● **WHAT YOU HAVE TO DO**: The response must be a precise copy of the records that follow.

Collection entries
○ ○ ○ ○ ○ ○ ○
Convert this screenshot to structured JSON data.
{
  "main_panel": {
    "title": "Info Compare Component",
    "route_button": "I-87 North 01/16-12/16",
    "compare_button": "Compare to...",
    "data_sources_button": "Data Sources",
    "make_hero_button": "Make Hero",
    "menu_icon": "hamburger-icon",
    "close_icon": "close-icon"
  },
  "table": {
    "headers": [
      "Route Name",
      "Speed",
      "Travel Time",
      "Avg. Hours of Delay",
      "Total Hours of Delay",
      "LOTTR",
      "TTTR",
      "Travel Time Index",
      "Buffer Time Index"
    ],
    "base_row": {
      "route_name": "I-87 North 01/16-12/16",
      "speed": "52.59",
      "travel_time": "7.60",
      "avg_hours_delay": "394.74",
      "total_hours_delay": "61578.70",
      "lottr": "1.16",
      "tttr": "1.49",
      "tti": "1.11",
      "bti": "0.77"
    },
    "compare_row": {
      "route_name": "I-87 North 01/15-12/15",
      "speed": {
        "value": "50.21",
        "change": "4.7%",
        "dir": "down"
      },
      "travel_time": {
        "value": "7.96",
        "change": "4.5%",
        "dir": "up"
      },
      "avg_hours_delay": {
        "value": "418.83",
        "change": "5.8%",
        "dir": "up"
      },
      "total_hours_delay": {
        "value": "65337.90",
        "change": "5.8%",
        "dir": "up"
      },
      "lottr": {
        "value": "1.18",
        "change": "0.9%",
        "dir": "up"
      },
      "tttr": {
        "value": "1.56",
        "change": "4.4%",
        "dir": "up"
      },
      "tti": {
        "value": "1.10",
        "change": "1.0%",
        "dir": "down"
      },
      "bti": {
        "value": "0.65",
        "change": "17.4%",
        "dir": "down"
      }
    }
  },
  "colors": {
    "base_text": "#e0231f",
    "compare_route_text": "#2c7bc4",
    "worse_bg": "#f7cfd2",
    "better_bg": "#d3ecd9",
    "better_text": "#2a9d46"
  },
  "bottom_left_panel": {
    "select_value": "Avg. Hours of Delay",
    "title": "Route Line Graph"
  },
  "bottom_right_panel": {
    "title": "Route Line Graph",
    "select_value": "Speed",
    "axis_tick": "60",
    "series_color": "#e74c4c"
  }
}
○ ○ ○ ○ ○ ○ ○
● **TASK OUTPUT**:
Convert this screenshot to structured JSON data.
{
  "main_panel": {
    "title": "Info Compare Component",
    "route_button": "I-87 North 01/16-12/16",
    "compare_button": "Compare to...",
    "data_sources_button": "Data Sources",
    "make_hero_button": "Make Hero",
    "menu_icon": "hamburger-icon",
    "close_icon": "close-icon"
  },
  "table": {
    "headers": [
      "Route Name",
      "Speed",
      "Travel Time",
      "Avg. Hours of Delay",
      "Total Hours of Delay",
      "LOTTR",
      "TTTR",
      "Travel Time Index",
      "Buffer Time Index"
    ],
    "base_row": {
      "route_name": "I-87 North 01/16-12/16",
      "speed": "52.59",
      "travel_time": "7.60",
      "avg_hours_delay": "394.74",
      "total_hours_delay": "61578.70",
      "lottr": "1.16",
      "tttr": "1.49",
      "tti": "1.11",
      "bti": "0.77"
    },
    "compare_row": {
      "route_name": "I-87 North 01/15-12/15",
      "speed": {
        "value": "50.21",
        "change": "4.7%",
        "dir": "down"
      },
      "travel_time": {
        "value": "7.96",
        "change": "4.5%",
        "dir": "up"
      },
      "avg_hours_delay": {
        "value": "418.83",
        "change": "5.8%",
        "dir": "up"
      },
      "total_hours_delay": {
        "value": "65337.90",
        "change": "5.8%",
        "dir": "up"
      },
      "lottr": {
        "value": "1.18",
        "change": "0.9%",
        "dir": "up"
      },
      "tttr": {
        "value": "1.56",
        "change": "4.4%",
        "dir": "up"
      },
      "tti": {
        "value": "1.10",
        "change": "1.0%",
        "dir": "down"
      },
      "bti": {
        "value": "0.65",
        "change": "17.4%",
        "dir": "down"
      }
    }
  },
  "colors": {
    "base_text": "#e0231f",
    "compare_route_text": "#2c7bc4",
    "worse_bg": "#f7cfd2",
    "better_bg": "#d3ecd9",
    "better_text": "#2a9d46"
  },
  "bottom_left_panel": {
    "select_value": "Avg. Hours of Delay",
    "title": "Route Line Graph"
  },
  "bottom_right_panel": {
    "title": "Route Line Graph",
    "select_value": "Speed",
    "axis_tick": "60",
    "series_color": "#e74c4c"
  }
}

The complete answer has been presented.